Preserving affordable housing is especially important in the Francisville neighborhood, which has seen a boom in housing development. “The area immediately surrounding this project has within the past few years seen eighteen units of market rate housing (with condos starting at $250,000) being built on the 1500 and 1600 blocks of Fairmount Avenue,” says Amy Burns, Project H.O.M.E.’s development director. “Twenty-three new market rate townhouses are planned at 19th and Ridge Avenues.”

This is the second project where the Middleton Partnership has been leveraged to gain additional funding to support Project H.O.M.E.’s strategic plan to end chronic homelessness.

The project’s official groundbreaking is tomorrow, Tuesday, November 13th, at 11AM.

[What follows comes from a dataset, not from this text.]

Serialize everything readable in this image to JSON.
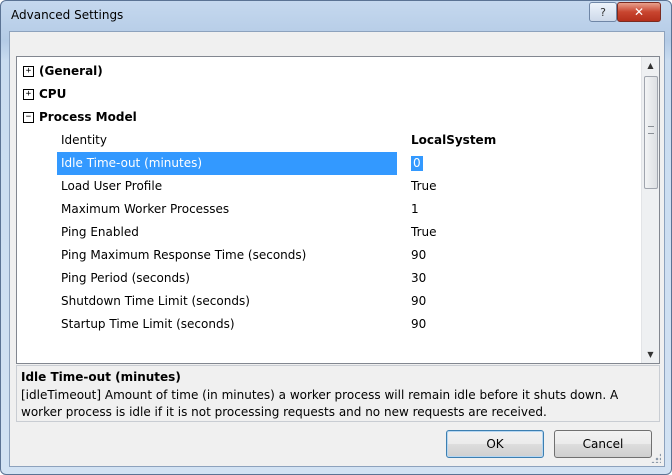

Gayle Christiansen began exploring the ins and outs of Camden as a middle school science teacher in the City. She has since written a chapter about Camden’s vibrant, essential and overlooked small businesses in Transforming Minds and Cities: Economy, Equity, and Environment, a forthcoming edited volume by Vanderbilt University Press. Gayle earned a bachelor’s degree from Kenyon College and Master of City Planning degree from MIT. She is a sometimes blogger with MIT’s CoLab Radio and part of the Project H.O.M.E. community in North Central Philadelphia.

Send a message!



1 Comment


  1. Way to mess up a good thing! why must affordable housing be built dead smack in the heart of what may possibly be a great deal of development on North Broad and the surrounding areas. Not a good idea at all.

Trackbacks

  1. Happy Veterans Day | Old West Philly High apartments? | Drexel looks east | Tarken Ice Rink reborn | Winding Rose Park development | formerly homeless housing at Broad and Fairmount
  2. VIVIENDAS ACCESIBLES EN NORTH BOARD CON VISTA A DIVINE LORRAINE
Recent Posts
Partial Roof Collapse In Center City Injures Three

Partial Roof Collapse In Center City Injures Three

January 28, 2015  |  Morning Blend

Weather likely to blame in Lululemon roof collapse, TEDxPhilly looking for speakers, Temple will not renew lease to Elmira Jeffries housing complex, and The Franklin Institute after hours > more

Cryptoporticus Exposed: Tunnels Beneath Woodlands Mansion Bare All

Cryptoporticus Exposed: Tunnels Beneath Woodlands Mansion Bare All

January 28, 2015  |  News

Cryptoportiwho? Michael Bixler went urban spelunking inside the network of service tunnels that lie beneath Hamilton's Mansion with Woodlands Cemetery executive director Jessica Baumert. Open to the elements after more than a century, the subterranean passageways are currently undergoing major structural restoration > more

Washington Ave’s Antiquated Zoning Stymies Development

Washington Ave’s Antiquated Zoning Stymies Development

January 27, 2015  |  Morning Blend

Supermarket beats proposed development, Drexel set to demolish UCHS, photography in Mt. Airy, and CDCs might return to days of more tax credits > more

Verizon’s Suburban “Station Domination”

Verizon’s Suburban “Station Domination”

January 26, 2015  |  Morning Blend

SEPTA signs $7 million deal with Verizon, and announces realtime ETA system; bike lanes up 13% over eight years; and good eyes on Sansom > more

With Ice And Coal Building's Murals Gone, Is Italian Market Development Coming?

With Ice And Coal Building’s Murals Gone, Is Italian Market Development Coming?

January 26, 2015  |  Vantage

The community mural wall at 9th and Ellsworth is all but a gray-washed memory today. A barrier for the empty lot where the Ice And Coal building once stood, it stands a fine example of artists pitching it to tackle urban blight. Daniel Shurley takes us down to South 9th Street, where plans for a Business Improvement District, and possibly a new, creative life for the wall, are currently in the works > more

Furness Church Escapes Demolition, Will Be Reused For School Space

Furness Church Escapes Demolition, Will Be Reused For School Space

January 23, 2015  |  Morning Blend

Penn professor preserves Episcopal Church of the Atonement, a remnant from the early days of the Lincoln Highway, SOSNA considered Washington Ave mixed use, and some "Vintage Vaudeville" on display at the Barnes > more